● Input data:

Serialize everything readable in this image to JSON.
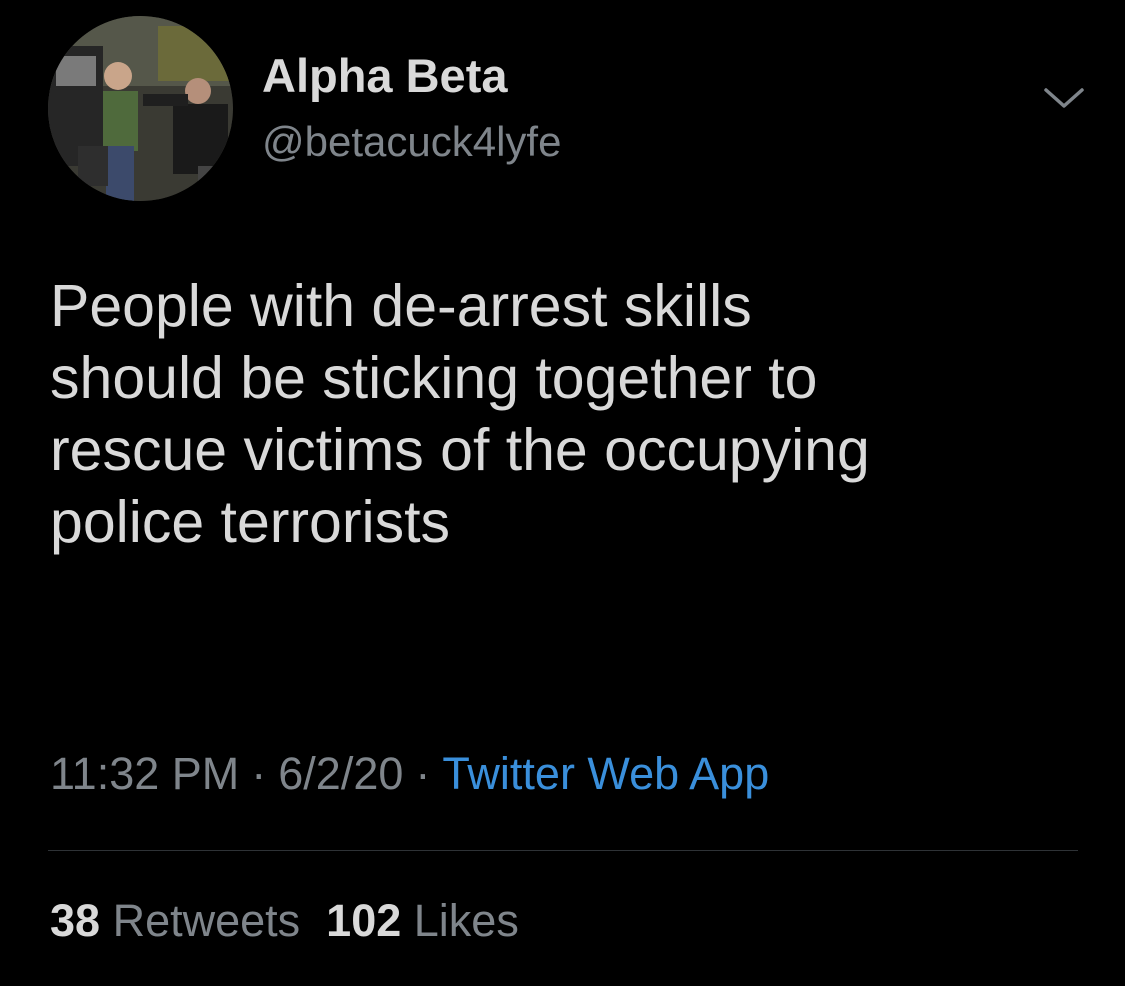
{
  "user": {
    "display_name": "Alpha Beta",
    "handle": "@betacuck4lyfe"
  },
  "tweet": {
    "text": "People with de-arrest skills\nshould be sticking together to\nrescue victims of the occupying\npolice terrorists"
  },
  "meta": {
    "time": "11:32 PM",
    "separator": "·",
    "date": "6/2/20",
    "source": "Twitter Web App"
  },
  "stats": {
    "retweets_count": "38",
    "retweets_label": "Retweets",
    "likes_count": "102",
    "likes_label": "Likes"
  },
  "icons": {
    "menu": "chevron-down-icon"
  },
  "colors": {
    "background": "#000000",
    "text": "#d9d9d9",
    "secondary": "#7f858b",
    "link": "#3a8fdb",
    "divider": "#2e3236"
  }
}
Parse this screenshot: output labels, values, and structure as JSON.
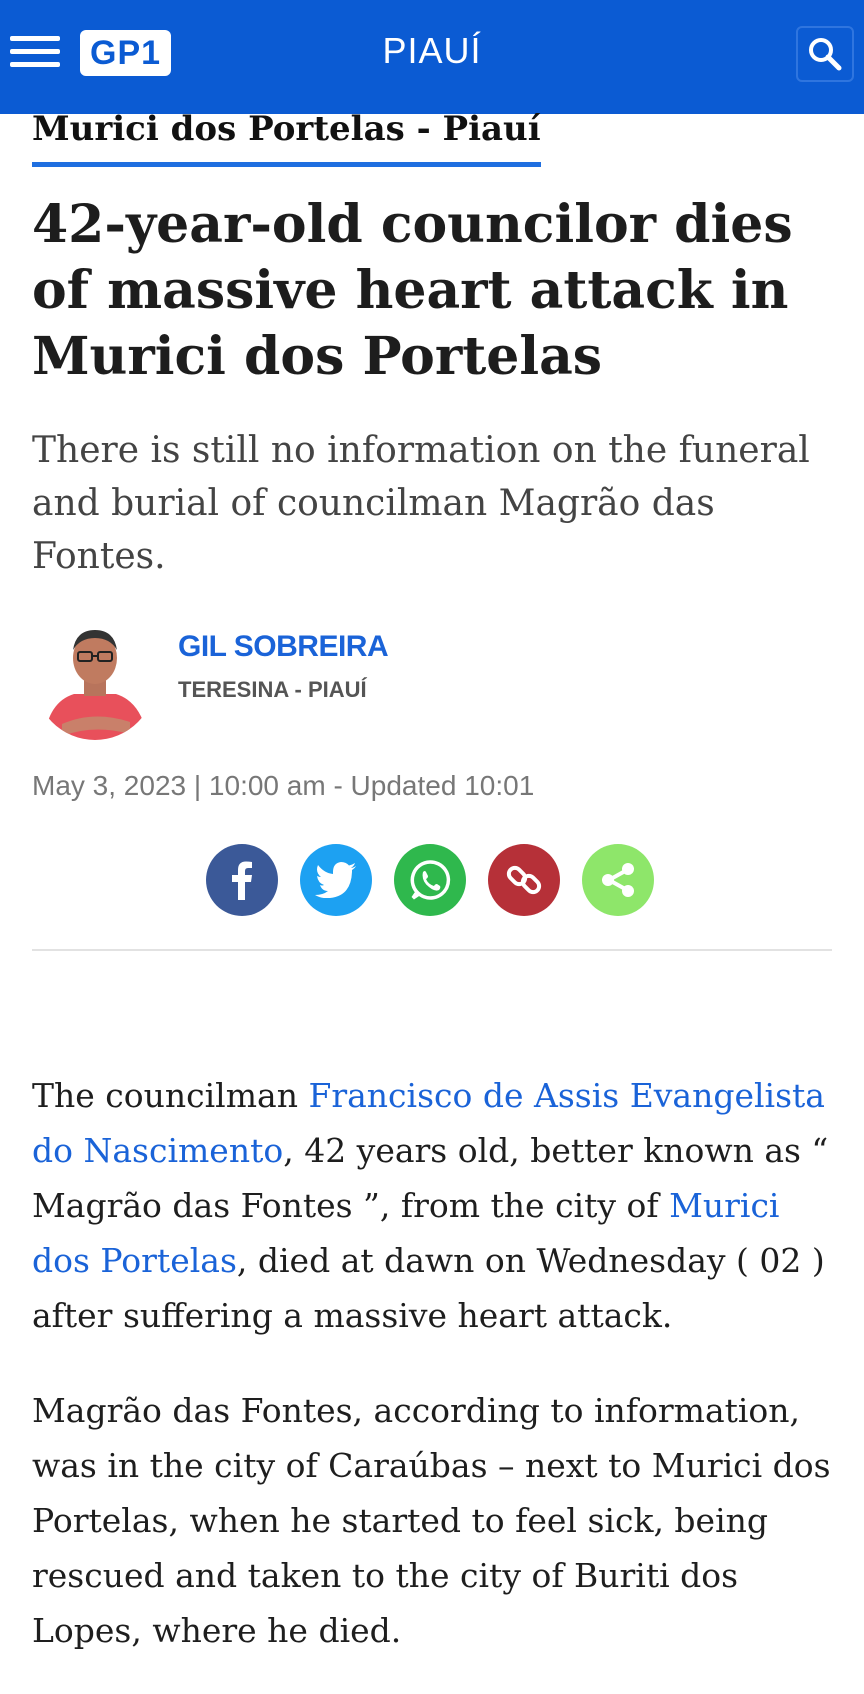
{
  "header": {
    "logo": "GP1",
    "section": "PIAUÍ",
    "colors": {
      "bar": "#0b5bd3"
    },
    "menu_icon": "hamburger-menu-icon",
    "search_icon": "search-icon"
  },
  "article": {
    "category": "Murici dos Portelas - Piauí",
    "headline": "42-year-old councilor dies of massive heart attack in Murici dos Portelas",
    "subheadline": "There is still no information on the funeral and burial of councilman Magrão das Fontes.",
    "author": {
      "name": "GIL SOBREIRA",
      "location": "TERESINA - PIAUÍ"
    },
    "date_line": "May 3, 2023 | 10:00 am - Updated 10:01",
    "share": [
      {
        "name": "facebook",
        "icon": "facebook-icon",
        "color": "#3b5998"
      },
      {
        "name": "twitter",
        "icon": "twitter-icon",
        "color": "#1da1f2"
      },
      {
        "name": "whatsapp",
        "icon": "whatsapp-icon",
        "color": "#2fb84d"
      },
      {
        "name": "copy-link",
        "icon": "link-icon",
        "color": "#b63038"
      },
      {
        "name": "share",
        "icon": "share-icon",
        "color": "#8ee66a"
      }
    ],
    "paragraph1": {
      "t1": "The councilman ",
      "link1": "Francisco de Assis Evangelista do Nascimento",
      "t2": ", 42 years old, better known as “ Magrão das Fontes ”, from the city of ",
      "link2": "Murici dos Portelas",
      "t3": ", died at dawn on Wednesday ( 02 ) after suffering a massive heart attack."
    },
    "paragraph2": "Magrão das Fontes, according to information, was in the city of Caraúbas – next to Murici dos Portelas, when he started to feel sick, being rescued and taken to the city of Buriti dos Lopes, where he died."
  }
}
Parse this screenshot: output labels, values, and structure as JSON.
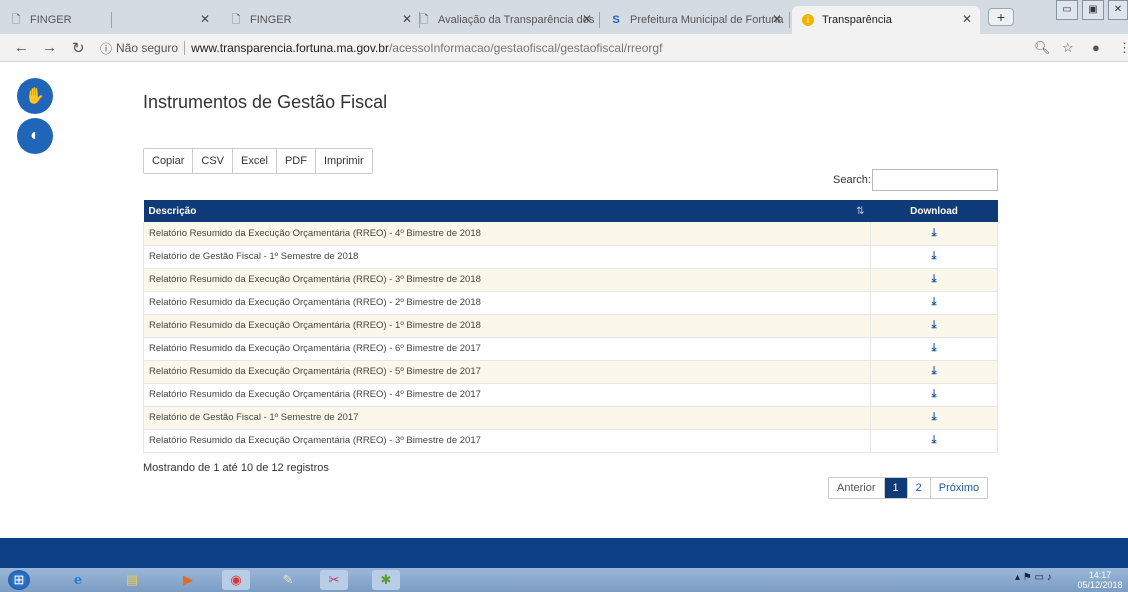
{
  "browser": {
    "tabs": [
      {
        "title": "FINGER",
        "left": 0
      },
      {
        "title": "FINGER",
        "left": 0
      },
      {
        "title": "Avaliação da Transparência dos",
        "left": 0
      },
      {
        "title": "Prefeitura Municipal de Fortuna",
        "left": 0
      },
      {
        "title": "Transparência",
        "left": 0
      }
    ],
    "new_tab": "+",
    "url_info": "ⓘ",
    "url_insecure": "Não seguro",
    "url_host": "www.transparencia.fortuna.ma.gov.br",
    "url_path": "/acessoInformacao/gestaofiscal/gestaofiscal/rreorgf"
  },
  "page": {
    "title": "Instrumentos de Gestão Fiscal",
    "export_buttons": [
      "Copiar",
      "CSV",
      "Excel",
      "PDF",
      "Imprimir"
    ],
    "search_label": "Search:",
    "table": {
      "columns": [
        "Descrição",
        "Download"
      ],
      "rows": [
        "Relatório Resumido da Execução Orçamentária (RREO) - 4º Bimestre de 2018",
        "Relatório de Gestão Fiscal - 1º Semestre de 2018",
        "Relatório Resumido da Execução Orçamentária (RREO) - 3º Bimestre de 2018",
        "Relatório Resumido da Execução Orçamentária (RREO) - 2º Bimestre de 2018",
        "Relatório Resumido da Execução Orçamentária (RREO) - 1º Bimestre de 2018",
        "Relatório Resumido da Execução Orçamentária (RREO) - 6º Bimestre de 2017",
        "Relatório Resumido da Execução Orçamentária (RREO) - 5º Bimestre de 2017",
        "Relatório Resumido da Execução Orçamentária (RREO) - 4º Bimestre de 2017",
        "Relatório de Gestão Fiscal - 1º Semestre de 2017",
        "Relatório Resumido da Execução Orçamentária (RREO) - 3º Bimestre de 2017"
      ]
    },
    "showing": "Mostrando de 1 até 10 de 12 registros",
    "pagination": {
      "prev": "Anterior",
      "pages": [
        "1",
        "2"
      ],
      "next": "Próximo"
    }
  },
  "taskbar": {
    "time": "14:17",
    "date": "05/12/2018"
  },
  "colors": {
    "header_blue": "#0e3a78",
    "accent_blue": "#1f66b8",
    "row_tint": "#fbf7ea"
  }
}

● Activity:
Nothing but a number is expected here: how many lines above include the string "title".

● Response to this task:
6